What the task requires -
Return each line of the entries that holds the string "JSON".

(Element data from apps and pages)
********

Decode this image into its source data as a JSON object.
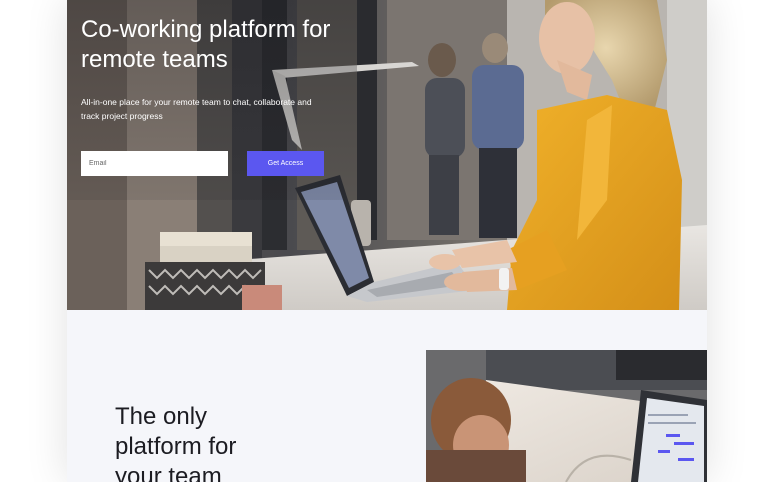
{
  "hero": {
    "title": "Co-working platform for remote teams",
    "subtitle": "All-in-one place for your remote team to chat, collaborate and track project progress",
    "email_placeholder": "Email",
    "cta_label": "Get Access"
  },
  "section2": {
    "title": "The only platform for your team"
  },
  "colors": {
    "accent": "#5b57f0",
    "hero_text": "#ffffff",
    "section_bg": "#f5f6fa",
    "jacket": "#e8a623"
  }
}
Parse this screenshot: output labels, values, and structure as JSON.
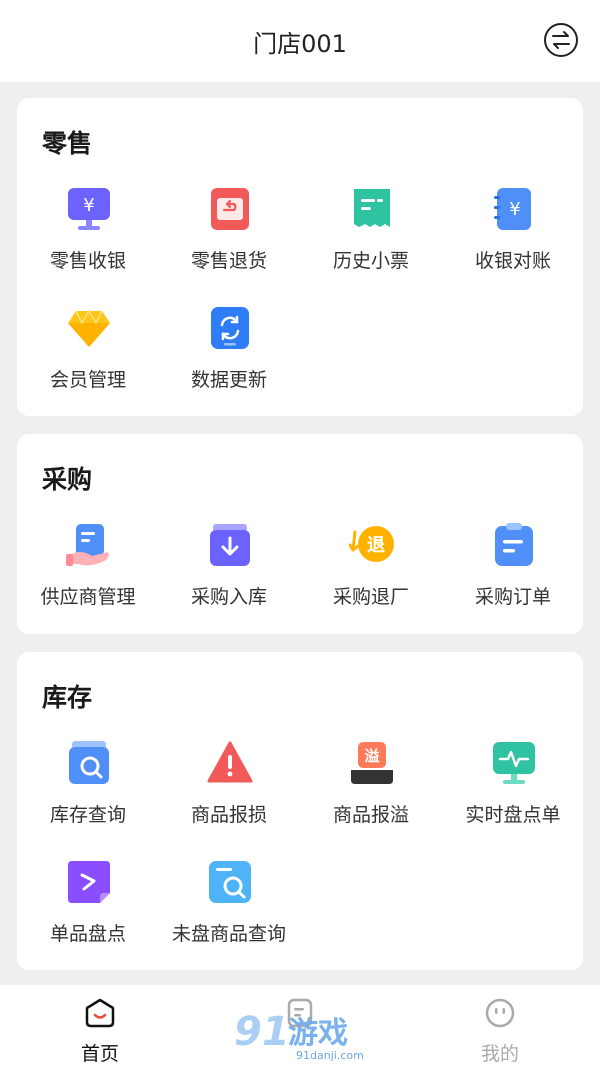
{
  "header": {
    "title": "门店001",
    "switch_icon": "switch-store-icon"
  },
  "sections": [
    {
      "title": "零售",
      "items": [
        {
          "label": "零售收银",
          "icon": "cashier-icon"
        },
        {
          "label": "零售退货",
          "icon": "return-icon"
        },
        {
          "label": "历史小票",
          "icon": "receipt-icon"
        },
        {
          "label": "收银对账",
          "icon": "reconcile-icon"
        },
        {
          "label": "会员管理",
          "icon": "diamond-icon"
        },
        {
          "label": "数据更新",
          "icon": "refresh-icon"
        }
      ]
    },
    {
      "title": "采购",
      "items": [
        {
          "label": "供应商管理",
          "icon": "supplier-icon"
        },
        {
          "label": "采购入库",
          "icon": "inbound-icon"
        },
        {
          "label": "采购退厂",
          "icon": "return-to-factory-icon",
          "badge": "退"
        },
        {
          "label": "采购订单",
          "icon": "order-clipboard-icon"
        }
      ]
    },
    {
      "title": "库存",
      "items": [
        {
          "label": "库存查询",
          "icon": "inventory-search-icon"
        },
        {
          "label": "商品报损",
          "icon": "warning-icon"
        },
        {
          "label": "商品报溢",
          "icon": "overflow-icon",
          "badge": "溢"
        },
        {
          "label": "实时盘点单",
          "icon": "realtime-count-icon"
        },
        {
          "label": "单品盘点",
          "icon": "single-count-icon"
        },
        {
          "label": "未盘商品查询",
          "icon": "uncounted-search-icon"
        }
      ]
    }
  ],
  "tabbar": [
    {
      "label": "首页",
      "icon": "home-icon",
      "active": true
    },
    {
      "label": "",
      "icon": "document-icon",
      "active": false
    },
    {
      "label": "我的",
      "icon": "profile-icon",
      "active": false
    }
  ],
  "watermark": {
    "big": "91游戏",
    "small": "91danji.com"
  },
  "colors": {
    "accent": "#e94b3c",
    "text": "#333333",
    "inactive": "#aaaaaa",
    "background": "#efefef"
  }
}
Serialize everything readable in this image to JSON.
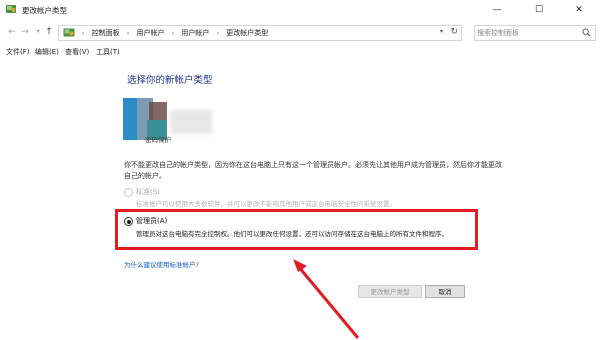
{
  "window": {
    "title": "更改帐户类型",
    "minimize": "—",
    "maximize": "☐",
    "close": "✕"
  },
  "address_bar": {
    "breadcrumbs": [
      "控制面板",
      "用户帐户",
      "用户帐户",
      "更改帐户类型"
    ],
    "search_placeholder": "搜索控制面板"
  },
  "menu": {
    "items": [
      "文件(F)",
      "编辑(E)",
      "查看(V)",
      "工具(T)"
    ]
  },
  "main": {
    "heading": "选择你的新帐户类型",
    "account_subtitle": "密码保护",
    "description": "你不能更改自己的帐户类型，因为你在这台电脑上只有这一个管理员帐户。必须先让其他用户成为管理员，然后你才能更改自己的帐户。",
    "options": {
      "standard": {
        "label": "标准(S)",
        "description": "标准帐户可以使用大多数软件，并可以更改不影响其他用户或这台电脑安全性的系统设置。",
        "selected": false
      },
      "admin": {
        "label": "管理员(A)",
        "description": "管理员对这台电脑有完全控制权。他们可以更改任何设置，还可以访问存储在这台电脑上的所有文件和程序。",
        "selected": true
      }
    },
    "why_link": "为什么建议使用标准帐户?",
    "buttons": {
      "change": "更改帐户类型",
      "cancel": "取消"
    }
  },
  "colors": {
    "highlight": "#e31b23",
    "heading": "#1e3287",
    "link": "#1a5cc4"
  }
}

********

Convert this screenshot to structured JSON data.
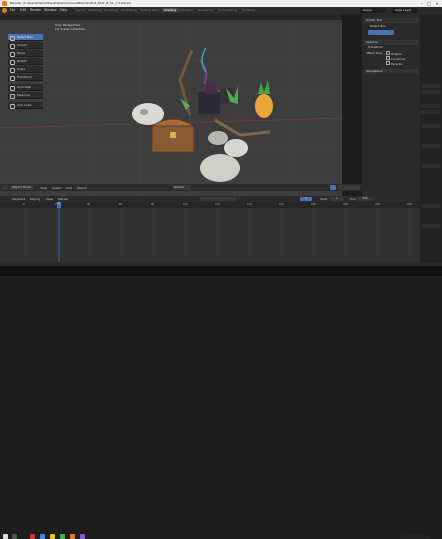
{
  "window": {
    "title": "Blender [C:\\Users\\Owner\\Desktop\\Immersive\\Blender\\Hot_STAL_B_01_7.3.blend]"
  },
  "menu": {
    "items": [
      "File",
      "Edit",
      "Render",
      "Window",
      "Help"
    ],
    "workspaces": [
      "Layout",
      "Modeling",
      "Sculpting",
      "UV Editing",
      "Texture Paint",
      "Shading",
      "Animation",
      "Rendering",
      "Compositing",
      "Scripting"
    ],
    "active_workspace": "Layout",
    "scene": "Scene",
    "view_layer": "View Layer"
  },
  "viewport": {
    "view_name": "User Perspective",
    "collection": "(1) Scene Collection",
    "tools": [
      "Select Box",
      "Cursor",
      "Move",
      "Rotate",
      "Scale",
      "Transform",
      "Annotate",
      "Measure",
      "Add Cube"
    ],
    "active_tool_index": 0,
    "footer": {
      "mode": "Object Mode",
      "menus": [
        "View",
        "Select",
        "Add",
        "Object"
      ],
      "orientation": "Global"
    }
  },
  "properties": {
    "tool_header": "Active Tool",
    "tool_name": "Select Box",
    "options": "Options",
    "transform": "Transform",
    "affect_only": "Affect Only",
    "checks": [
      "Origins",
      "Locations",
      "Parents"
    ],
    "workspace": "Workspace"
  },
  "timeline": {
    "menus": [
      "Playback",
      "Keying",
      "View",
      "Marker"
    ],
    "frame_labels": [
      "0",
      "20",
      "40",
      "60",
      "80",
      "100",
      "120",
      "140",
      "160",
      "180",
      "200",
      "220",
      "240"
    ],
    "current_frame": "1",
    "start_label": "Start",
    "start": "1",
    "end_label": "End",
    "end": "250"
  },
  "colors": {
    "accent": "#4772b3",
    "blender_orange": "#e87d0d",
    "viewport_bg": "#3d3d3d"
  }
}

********

Exercise response -
Decode this image into its source data as a JSON object.
Parse this screenshot: output labels, values, and structure as JSON.
Serialize everything readable in this image to JSON.
Convert this screenshot to structured JSON data.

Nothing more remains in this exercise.